(Website and app data records)
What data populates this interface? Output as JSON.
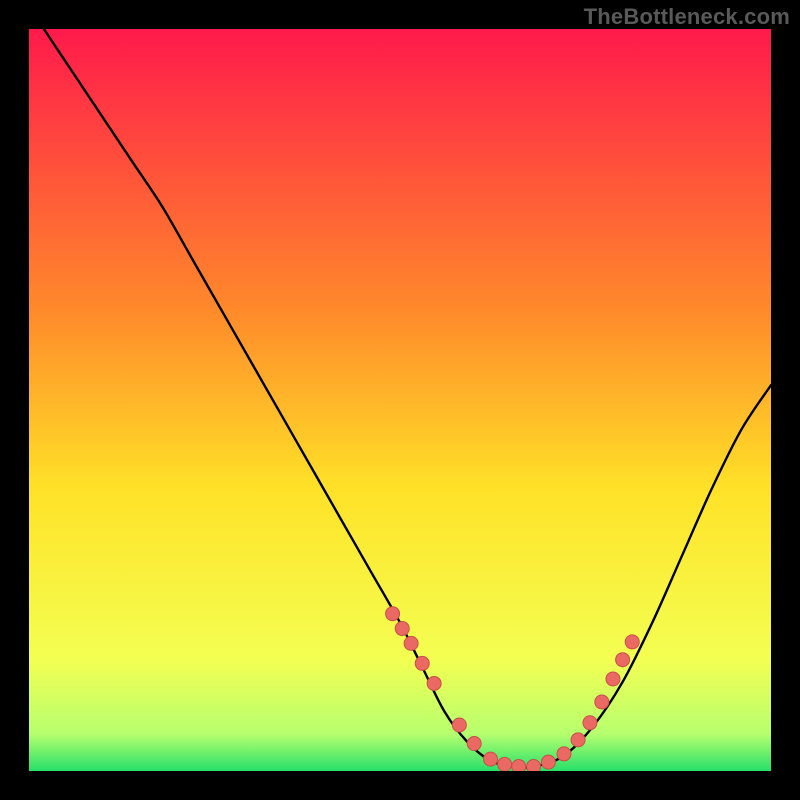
{
  "watermark": "TheBottleneck.com",
  "colors": {
    "grad_top": "#ff1a4b",
    "grad_mid_upper": "#ff8a2a",
    "grad_mid": "#ffe228",
    "grad_lower": "#f3ff52",
    "grad_near_bottom": "#b6ff6e",
    "grad_bottom": "#27e06a",
    "curve": "#000000",
    "dot_fill": "#ea6a63",
    "dot_stroke": "#c94f49"
  },
  "chart_data": {
    "type": "line",
    "title": "",
    "xlabel": "",
    "ylabel": "",
    "xlim": [
      0,
      100
    ],
    "ylim": [
      0,
      100
    ],
    "series": [
      {
        "name": "bottleneck-curve",
        "x": [
          2,
          6,
          10,
          14,
          18,
          22,
          26,
          30,
          34,
          38,
          42,
          46,
          50,
          53,
          56,
          59,
          62,
          65,
          68,
          72,
          76,
          80,
          84,
          88,
          92,
          96,
          100
        ],
        "y": [
          100,
          94,
          88,
          82,
          76,
          69,
          62,
          55,
          48,
          41,
          34,
          27,
          20,
          14,
          8,
          4,
          1.5,
          0.6,
          0.6,
          2,
          6,
          12,
          20,
          29,
          38,
          46,
          52
        ]
      }
    ],
    "dots_series": {
      "name": "highlight-dots",
      "x": [
        49.0,
        50.3,
        51.5,
        53.0,
        54.6,
        58.0,
        60.0,
        62.2,
        64.1,
        66.0,
        68.0,
        70.0,
        72.1,
        74.0,
        75.6,
        77.2,
        78.7,
        80.0,
        81.3
      ],
      "y": [
        21.2,
        19.2,
        17.2,
        14.5,
        11.8,
        6.2,
        3.7,
        1.6,
        0.9,
        0.6,
        0.6,
        1.2,
        2.3,
        4.2,
        6.5,
        9.3,
        12.4,
        15.0,
        17.4
      ]
    }
  }
}
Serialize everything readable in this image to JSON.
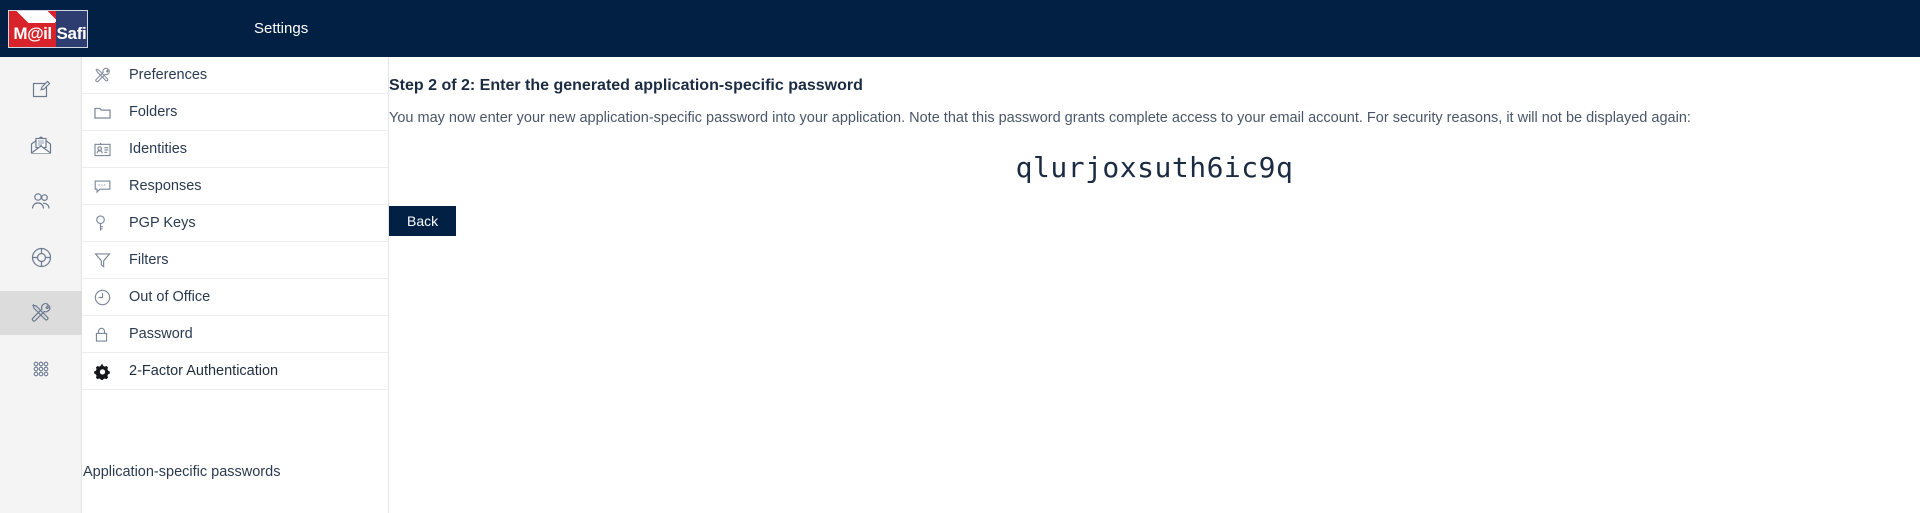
{
  "header": {
    "logo": {
      "part1": "M@il",
      "part2": "Safi"
    },
    "title": "Settings"
  },
  "rail": {
    "items": [
      {
        "name": "compose",
        "icon": "compose-icon",
        "active": false
      },
      {
        "name": "mail",
        "icon": "envelope-open-icon",
        "active": false
      },
      {
        "name": "contacts",
        "icon": "people-icon",
        "active": false
      },
      {
        "name": "support",
        "icon": "lifebuoy-icon",
        "active": false
      },
      {
        "name": "settings",
        "icon": "tools-icon",
        "active": true
      },
      {
        "name": "apps",
        "icon": "grid-dots-icon",
        "active": false
      }
    ]
  },
  "settings_menu": {
    "items": [
      {
        "label": "Preferences",
        "icon": "tools-icon"
      },
      {
        "label": "Folders",
        "icon": "folder-icon"
      },
      {
        "label": "Identities",
        "icon": "id-card-icon"
      },
      {
        "label": "Responses",
        "icon": "speech-bubble-icon"
      },
      {
        "label": "PGP Keys",
        "icon": "key-icon"
      },
      {
        "label": "Filters",
        "icon": "funnel-icon"
      },
      {
        "label": "Out of Office",
        "icon": "clock-icon"
      },
      {
        "label": "Password",
        "icon": "lock-icon"
      },
      {
        "label": "2-Factor Authentication",
        "icon": "gear-icon"
      }
    ],
    "app_passwords_label": "Application-specific passwords"
  },
  "main": {
    "title": "Step 2 of 2: Enter the generated application-specific password",
    "description": "You may now enter your new application-specific password into your application. Note that this password grants complete access to your email account. For security reasons, it will not be displayed again:",
    "password": "qlurjoxsuth6ic9q",
    "back_label": "Back"
  },
  "colors": {
    "brand_navy": "#012044",
    "logo_red": "#d8232a",
    "logo_navy": "#2e3d70",
    "rail_bg": "#f4f4f4",
    "rail_active": "#dcdcdc"
  }
}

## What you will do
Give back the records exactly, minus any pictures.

## Exercise response
What data populates this interface? Output as JSON.
{
  "watermark": "TheBottleneck.com",
  "colors": {
    "grad_top": "#ff1a4b",
    "grad_mid_upper": "#ff8a2a",
    "grad_mid": "#ffe228",
    "grad_lower": "#f3ff52",
    "grad_near_bottom": "#b6ff6e",
    "grad_bottom": "#27e06a",
    "curve": "#000000",
    "dot_fill": "#ea6a63",
    "dot_stroke": "#c94f49"
  },
  "chart_data": {
    "type": "line",
    "title": "",
    "xlabel": "",
    "ylabel": "",
    "xlim": [
      0,
      100
    ],
    "ylim": [
      0,
      100
    ],
    "series": [
      {
        "name": "bottleneck-curve",
        "x": [
          2,
          6,
          10,
          14,
          18,
          22,
          26,
          30,
          34,
          38,
          42,
          46,
          50,
          53,
          56,
          59,
          62,
          65,
          68,
          72,
          76,
          80,
          84,
          88,
          92,
          96,
          100
        ],
        "y": [
          100,
          94,
          88,
          82,
          76,
          69,
          62,
          55,
          48,
          41,
          34,
          27,
          20,
          14,
          8,
          4,
          1.5,
          0.6,
          0.6,
          2,
          6,
          12,
          20,
          29,
          38,
          46,
          52
        ]
      }
    ],
    "dots_series": {
      "name": "highlight-dots",
      "x": [
        49.0,
        50.3,
        51.5,
        53.0,
        54.6,
        58.0,
        60.0,
        62.2,
        64.1,
        66.0,
        68.0,
        70.0,
        72.1,
        74.0,
        75.6,
        77.2,
        78.7,
        80.0,
        81.3
      ],
      "y": [
        21.2,
        19.2,
        17.2,
        14.5,
        11.8,
        6.2,
        3.7,
        1.6,
        0.9,
        0.6,
        0.6,
        1.2,
        2.3,
        4.2,
        6.5,
        9.3,
        12.4,
        15.0,
        17.4
      ]
    }
  }
}
Serialize everything readable in this image to JSON.
{
  "header": {
    "logo": {
      "part1": "M@il",
      "part2": "Safi"
    },
    "title": "Settings"
  },
  "rail": {
    "items": [
      {
        "name": "compose",
        "icon": "compose-icon",
        "active": false
      },
      {
        "name": "mail",
        "icon": "envelope-open-icon",
        "active": false
      },
      {
        "name": "contacts",
        "icon": "people-icon",
        "active": false
      },
      {
        "name": "support",
        "icon": "lifebuoy-icon",
        "active": false
      },
      {
        "name": "settings",
        "icon": "tools-icon",
        "active": true
      },
      {
        "name": "apps",
        "icon": "grid-dots-icon",
        "active": false
      }
    ]
  },
  "settings_menu": {
    "items": [
      {
        "label": "Preferences",
        "icon": "tools-icon"
      },
      {
        "label": "Folders",
        "icon": "folder-icon"
      },
      {
        "label": "Identities",
        "icon": "id-card-icon"
      },
      {
        "label": "Responses",
        "icon": "speech-bubble-icon"
      },
      {
        "label": "PGP Keys",
        "icon": "key-icon"
      },
      {
        "label": "Filters",
        "icon": "funnel-icon"
      },
      {
        "label": "Out of Office",
        "icon": "clock-icon"
      },
      {
        "label": "Password",
        "icon": "lock-icon"
      },
      {
        "label": "2-Factor Authentication",
        "icon": "gear-icon"
      }
    ],
    "app_passwords_label": "Application-specific passwords"
  },
  "main": {
    "title": "Step 2 of 2: Enter the generated application-specific password",
    "description": "You may now enter your new application-specific password into your application. Note that this password grants complete access to your email account. For security reasons, it will not be displayed again:",
    "password": "qlurjoxsuth6ic9q",
    "back_label": "Back"
  },
  "colors": {
    "brand_navy": "#012044",
    "logo_red": "#d8232a",
    "logo_navy": "#2e3d70",
    "rail_bg": "#f4f4f4",
    "rail_active": "#dcdcdc"
  }
}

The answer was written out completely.